Each entry must be output exactly as it appears.

- Opening Delimiter -

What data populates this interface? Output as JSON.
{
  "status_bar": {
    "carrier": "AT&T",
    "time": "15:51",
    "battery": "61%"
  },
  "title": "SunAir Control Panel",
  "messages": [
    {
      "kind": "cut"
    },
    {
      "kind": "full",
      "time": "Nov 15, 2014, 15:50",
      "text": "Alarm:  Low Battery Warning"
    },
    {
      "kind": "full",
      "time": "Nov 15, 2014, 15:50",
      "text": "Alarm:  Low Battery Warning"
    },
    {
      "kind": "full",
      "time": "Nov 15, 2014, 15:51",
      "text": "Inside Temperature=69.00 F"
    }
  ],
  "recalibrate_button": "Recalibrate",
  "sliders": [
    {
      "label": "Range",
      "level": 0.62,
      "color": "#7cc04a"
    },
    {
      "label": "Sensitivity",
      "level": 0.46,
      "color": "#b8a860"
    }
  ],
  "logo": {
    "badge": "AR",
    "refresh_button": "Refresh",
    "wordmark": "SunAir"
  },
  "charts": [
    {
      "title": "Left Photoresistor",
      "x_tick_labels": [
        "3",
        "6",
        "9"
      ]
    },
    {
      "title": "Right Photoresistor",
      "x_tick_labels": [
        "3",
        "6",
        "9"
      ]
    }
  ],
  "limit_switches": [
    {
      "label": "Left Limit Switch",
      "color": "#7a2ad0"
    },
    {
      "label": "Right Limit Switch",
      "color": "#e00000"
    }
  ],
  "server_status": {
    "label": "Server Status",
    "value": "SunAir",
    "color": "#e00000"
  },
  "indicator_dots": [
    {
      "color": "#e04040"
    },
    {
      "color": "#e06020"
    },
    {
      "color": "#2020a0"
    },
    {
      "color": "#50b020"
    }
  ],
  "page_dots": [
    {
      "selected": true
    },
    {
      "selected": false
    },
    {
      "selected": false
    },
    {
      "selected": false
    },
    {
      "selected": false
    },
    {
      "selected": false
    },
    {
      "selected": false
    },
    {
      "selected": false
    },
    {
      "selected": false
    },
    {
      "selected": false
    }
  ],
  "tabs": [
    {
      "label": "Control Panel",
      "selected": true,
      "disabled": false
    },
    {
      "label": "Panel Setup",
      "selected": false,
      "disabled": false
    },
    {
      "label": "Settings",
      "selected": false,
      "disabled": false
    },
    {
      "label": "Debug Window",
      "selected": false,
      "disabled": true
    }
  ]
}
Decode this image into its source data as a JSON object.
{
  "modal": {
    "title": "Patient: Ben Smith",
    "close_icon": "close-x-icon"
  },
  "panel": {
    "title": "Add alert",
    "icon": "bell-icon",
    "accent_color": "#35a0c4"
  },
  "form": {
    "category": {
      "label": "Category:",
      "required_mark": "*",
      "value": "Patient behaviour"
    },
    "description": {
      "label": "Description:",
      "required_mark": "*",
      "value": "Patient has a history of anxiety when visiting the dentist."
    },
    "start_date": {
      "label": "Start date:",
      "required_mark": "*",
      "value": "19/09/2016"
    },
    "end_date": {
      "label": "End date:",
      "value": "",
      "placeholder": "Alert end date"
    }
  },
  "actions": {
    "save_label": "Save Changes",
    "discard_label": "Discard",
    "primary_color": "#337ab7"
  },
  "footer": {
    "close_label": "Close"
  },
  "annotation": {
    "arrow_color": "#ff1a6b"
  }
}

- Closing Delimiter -

Result for this task:
What data populates this interface? Output as JSON.
{
  "status_bar": {
    "carrier": "AT&T",
    "time": "15:51",
    "battery": "61%"
  },
  "title": "SunAir Control Panel",
  "messages": [
    {
      "kind": "cut"
    },
    {
      "kind": "full",
      "time": "Nov 15, 2014, 15:50",
      "text": "Alarm:  Low Battery Warning"
    },
    {
      "kind": "full",
      "time": "Nov 15, 2014, 15:50",
      "text": "Alarm:  Low Battery Warning"
    },
    {
      "kind": "full",
      "time": "Nov 15, 2014, 15:51",
      "text": "Inside Temperature=69.00 F"
    }
  ],
  "recalibrate_button": "Recalibrate",
  "sliders": [
    {
      "label": "Range",
      "level": 0.62,
      "color": "#7cc04a"
    },
    {
      "label": "Sensitivity",
      "level": 0.46,
      "color": "#b8a860"
    }
  ],
  "logo": {
    "badge": "AR",
    "refresh_button": "Refresh",
    "wordmark": "SunAir"
  },
  "charts": [
    {
      "title": "Left Photoresistor",
      "x_tick_labels": [
        "3",
        "6",
        "9"
      ]
    },
    {
      "title": "Right Photoresistor",
      "x_tick_labels": [
        "3",
        "6",
        "9"
      ]
    }
  ],
  "limit_switches": [
    {
      "label": "Left Limit Switch",
      "color": "#7a2ad0"
    },
    {
      "label": "Right Limit Switch",
      "color": "#e00000"
    }
  ],
  "server_status": {
    "label": "Server Status",
    "value": "SunAir",
    "color": "#e00000"
  },
  "indicator_dots": [
    {
      "color": "#e04040"
    },
    {
      "color": "#e06020"
    },
    {
      "color": "#2020a0"
    },
    {
      "color": "#50b020"
    }
  ],
  "page_dots": [
    {
      "selected": true
    },
    {
      "selected": false
    },
    {
      "selected": false
    },
    {
      "selected": false
    },
    {
      "selected": false
    },
    {
      "selected": false
    },
    {
      "selected": false
    },
    {
      "selected": false
    },
    {
      "selected": false
    },
    {
      "selected": false
    }
  ],
  "tabs": [
    {
      "label": "Control Panel",
      "selected": true,
      "disabled": false
    },
    {
      "label": "Panel Setup",
      "selected": false,
      "disabled": false
    },
    {
      "label": "Settings",
      "selected": false,
      "disabled": false
    },
    {
      "label": "Debug Window",
      "selected": false,
      "disabled": true
    }
  ]
}
Decode this image into its source data as a JSON object.
{
  "modal": {
    "title": "Patient: Ben Smith",
    "close_icon": "close-x-icon"
  },
  "panel": {
    "title": "Add alert",
    "icon": "bell-icon",
    "accent_color": "#35a0c4"
  },
  "form": {
    "category": {
      "label": "Category:",
      "required_mark": "*",
      "value": "Patient behaviour"
    },
    "description": {
      "label": "Description:",
      "required_mark": "*",
      "value": "Patient has a history of anxiety when visiting the dentist."
    },
    "start_date": {
      "label": "Start date:",
      "required_mark": "*",
      "value": "19/09/2016"
    },
    "end_date": {
      "label": "End date:",
      "value": "",
      "placeholder": "Alert end date"
    }
  },
  "actions": {
    "save_label": "Save Changes",
    "discard_label": "Discard",
    "primary_color": "#337ab7"
  },
  "footer": {
    "close_label": "Close"
  },
  "annotation": {
    "arrow_color": "#ff1a6b"
  }
}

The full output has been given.